Dataset rows describing interfaces
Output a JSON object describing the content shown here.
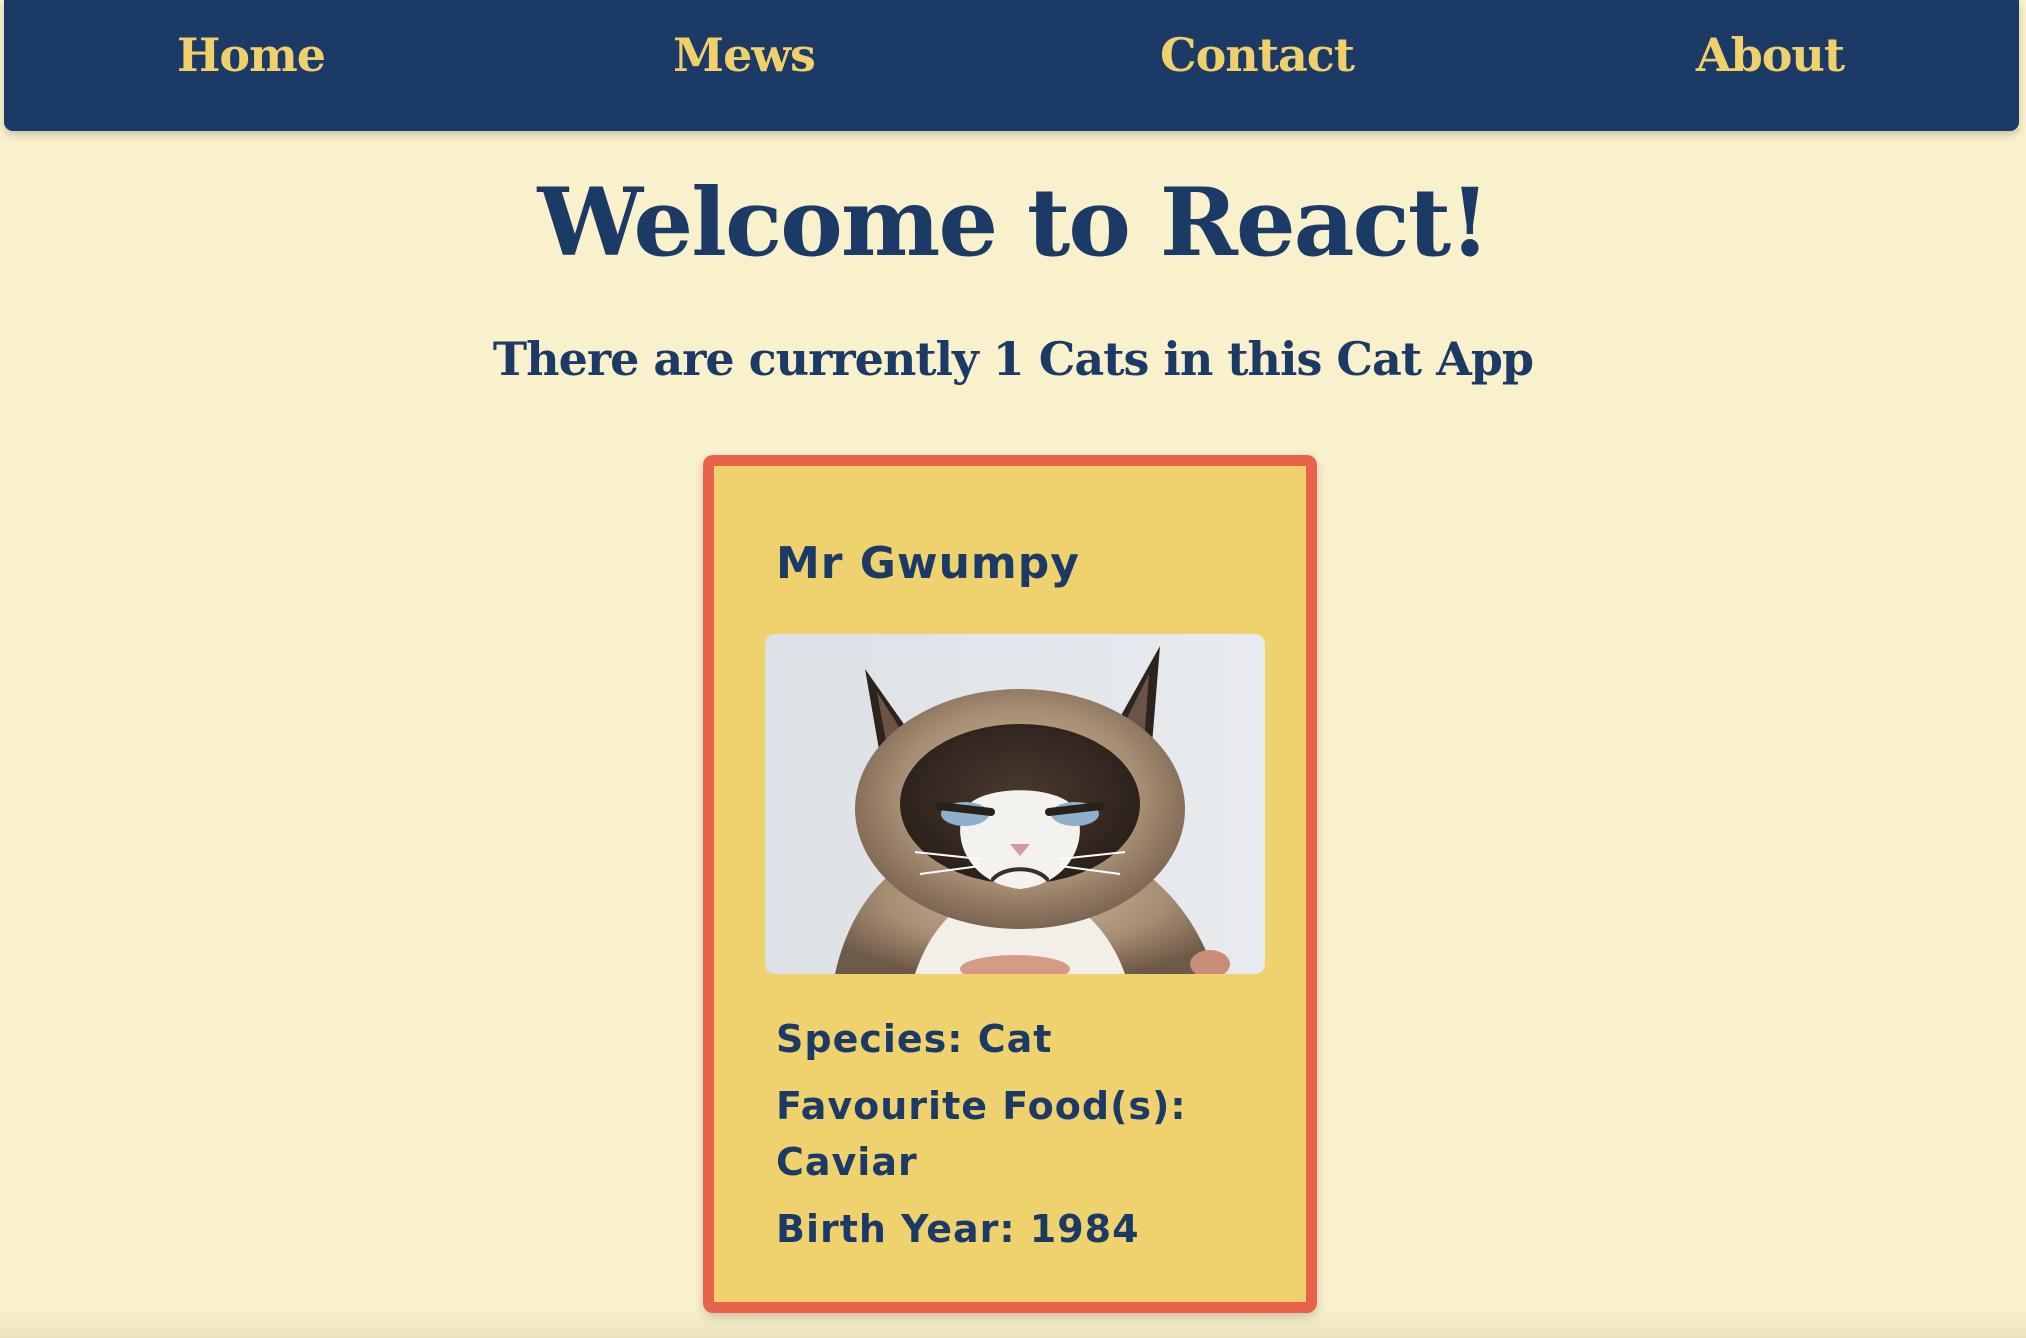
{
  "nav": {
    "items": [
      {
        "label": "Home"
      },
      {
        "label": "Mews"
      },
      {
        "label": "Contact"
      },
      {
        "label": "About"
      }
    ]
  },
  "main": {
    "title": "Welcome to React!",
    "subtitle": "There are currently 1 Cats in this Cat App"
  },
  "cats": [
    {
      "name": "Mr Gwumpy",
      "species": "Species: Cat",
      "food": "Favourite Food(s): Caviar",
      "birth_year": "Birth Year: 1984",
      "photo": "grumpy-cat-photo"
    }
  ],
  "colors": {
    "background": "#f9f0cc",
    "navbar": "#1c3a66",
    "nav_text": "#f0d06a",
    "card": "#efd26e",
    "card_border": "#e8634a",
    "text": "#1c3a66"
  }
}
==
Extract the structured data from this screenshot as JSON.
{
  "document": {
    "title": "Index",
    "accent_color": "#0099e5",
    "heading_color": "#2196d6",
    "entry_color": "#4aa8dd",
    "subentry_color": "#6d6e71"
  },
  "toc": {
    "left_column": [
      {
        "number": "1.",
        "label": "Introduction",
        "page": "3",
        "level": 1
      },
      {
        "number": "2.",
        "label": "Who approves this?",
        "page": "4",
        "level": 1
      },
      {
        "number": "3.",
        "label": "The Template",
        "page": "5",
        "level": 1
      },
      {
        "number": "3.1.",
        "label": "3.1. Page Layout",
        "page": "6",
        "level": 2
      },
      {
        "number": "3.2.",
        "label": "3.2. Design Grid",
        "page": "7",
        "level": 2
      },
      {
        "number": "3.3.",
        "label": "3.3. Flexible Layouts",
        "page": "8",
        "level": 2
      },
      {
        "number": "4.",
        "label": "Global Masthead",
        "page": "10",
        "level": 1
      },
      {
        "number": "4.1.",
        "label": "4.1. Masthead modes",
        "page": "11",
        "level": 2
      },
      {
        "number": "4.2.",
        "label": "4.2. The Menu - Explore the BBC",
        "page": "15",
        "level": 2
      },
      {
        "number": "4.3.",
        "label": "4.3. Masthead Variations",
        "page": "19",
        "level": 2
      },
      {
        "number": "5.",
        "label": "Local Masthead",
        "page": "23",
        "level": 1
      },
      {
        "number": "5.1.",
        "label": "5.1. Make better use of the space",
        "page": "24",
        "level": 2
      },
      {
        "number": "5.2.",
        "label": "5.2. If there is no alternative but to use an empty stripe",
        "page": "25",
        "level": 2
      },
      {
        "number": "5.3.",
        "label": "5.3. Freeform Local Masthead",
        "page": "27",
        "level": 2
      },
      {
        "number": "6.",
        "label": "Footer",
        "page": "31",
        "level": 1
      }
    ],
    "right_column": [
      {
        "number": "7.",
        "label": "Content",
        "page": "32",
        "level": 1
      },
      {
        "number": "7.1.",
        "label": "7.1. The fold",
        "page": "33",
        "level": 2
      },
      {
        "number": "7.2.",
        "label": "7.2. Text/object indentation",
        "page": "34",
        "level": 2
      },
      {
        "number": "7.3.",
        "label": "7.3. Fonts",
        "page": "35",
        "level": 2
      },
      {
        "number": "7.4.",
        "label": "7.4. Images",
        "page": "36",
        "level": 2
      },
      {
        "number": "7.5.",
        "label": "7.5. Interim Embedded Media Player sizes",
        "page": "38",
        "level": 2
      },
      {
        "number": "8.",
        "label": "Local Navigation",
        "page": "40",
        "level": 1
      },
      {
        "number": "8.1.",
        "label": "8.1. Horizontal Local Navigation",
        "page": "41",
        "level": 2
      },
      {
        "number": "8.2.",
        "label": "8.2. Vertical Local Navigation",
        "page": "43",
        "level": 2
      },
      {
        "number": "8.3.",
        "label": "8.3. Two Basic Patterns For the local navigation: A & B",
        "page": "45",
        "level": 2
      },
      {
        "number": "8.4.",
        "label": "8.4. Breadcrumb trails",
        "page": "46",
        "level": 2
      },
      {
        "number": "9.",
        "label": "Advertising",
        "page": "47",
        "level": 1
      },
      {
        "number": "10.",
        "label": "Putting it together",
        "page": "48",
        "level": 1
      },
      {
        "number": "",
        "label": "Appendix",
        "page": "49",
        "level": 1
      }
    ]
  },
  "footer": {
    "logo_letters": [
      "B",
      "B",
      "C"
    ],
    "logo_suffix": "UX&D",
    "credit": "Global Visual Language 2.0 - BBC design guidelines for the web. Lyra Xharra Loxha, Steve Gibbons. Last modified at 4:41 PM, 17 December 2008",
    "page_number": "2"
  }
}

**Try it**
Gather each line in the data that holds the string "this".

**Solved problem**
    "subtitle": "There are currently 1 Cats in this Cat App"
Extract the structured data from this screenshot as JSON.
        "label": "Who approves this?",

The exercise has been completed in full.